This study was controversial, with some scientists advocating for dogs and others for cats. A study in American Journal of Cardiology in 1995, found that while dog owners had a higher chance of surviving a heart attack, cat owners had a reduced chance of survival! Director of the division of cardiology at the University of Miami, Dr Robert Myerburg, said this might be because “many people are allergic to cats, and not to dogs.”
Some veterinary experts take a different view. According to Medical News Today, “Lawrence McGill, veterinary pathologist at ARUP Laboratories in Salt Lake City, said [cats might protect against heart attack death] because cats are lap animalsthat want to be petted, and it is the petting that brings down the stress levels, and heart rate and blood pressure too, in many cases.”
“On the other hand,” said McGill, “dogs need hands on attention, which could actually raise the owner’s stress. When you get home from work the dog demands attention, you have to take it for a walk, dogs need to be fed according to a routine, whereas cats can practically take care of themselves.”
As I was writing this, Aisha was reading over my shoulder and asked, “What’s all this about dogs and cats? What about rabbits? What about guinea pigs?”
Good point, babe. If it’s the petting that helps, smaller mammals might be just as good for you as the big two. They just haven’t been studied.
According to the Smart Heart Web site, “several studies have demonstrated that pet owners [in general] tend to have lower cholesterol and blood pressure levels than non-pet owners, and are therefore at a reduced risk for cardiovascular disease… In recognition of this connection between pets and heart health, some insurance companies have even started offering lower life insurance rates for pet owners.” Good deal!

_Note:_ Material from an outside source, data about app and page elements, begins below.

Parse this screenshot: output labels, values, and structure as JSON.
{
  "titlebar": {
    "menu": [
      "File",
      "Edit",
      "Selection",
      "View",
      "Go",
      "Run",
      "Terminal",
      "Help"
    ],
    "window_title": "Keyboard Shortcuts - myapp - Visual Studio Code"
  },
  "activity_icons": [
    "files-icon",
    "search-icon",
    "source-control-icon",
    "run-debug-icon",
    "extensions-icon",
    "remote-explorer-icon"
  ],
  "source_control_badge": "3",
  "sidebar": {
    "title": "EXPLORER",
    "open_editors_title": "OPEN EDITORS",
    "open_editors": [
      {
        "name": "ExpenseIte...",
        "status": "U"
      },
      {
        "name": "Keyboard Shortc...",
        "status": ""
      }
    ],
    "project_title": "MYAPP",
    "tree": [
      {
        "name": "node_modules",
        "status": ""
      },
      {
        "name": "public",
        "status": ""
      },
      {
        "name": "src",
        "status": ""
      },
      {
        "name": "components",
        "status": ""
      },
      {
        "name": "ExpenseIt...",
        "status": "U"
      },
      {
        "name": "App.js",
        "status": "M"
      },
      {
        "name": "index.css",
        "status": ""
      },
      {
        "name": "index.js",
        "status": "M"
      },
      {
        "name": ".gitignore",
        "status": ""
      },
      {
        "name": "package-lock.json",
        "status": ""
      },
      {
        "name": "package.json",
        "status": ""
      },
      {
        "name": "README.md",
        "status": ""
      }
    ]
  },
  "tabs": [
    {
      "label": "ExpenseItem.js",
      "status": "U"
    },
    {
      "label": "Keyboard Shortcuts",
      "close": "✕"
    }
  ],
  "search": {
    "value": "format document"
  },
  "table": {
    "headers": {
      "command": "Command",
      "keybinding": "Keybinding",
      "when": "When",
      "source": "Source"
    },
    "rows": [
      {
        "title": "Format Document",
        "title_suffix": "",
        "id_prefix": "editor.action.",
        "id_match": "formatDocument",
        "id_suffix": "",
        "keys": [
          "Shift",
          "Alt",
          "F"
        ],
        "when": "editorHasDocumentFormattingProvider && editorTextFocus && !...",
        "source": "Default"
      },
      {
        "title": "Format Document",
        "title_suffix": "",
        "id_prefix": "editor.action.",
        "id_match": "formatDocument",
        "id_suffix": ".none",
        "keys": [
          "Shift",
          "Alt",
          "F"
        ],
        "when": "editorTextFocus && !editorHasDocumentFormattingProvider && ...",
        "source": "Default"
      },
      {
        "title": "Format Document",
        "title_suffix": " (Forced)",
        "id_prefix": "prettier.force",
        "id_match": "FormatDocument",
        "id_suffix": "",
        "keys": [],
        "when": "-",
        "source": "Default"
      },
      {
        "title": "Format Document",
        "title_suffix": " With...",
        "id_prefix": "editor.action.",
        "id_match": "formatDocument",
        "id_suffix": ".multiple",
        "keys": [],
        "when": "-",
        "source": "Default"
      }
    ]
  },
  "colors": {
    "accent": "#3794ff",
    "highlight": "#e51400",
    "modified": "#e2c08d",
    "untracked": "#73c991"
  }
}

So what animal is best for you? You can find out more and even become involved through the Delta Society, the “Human–Animal Health Connection.”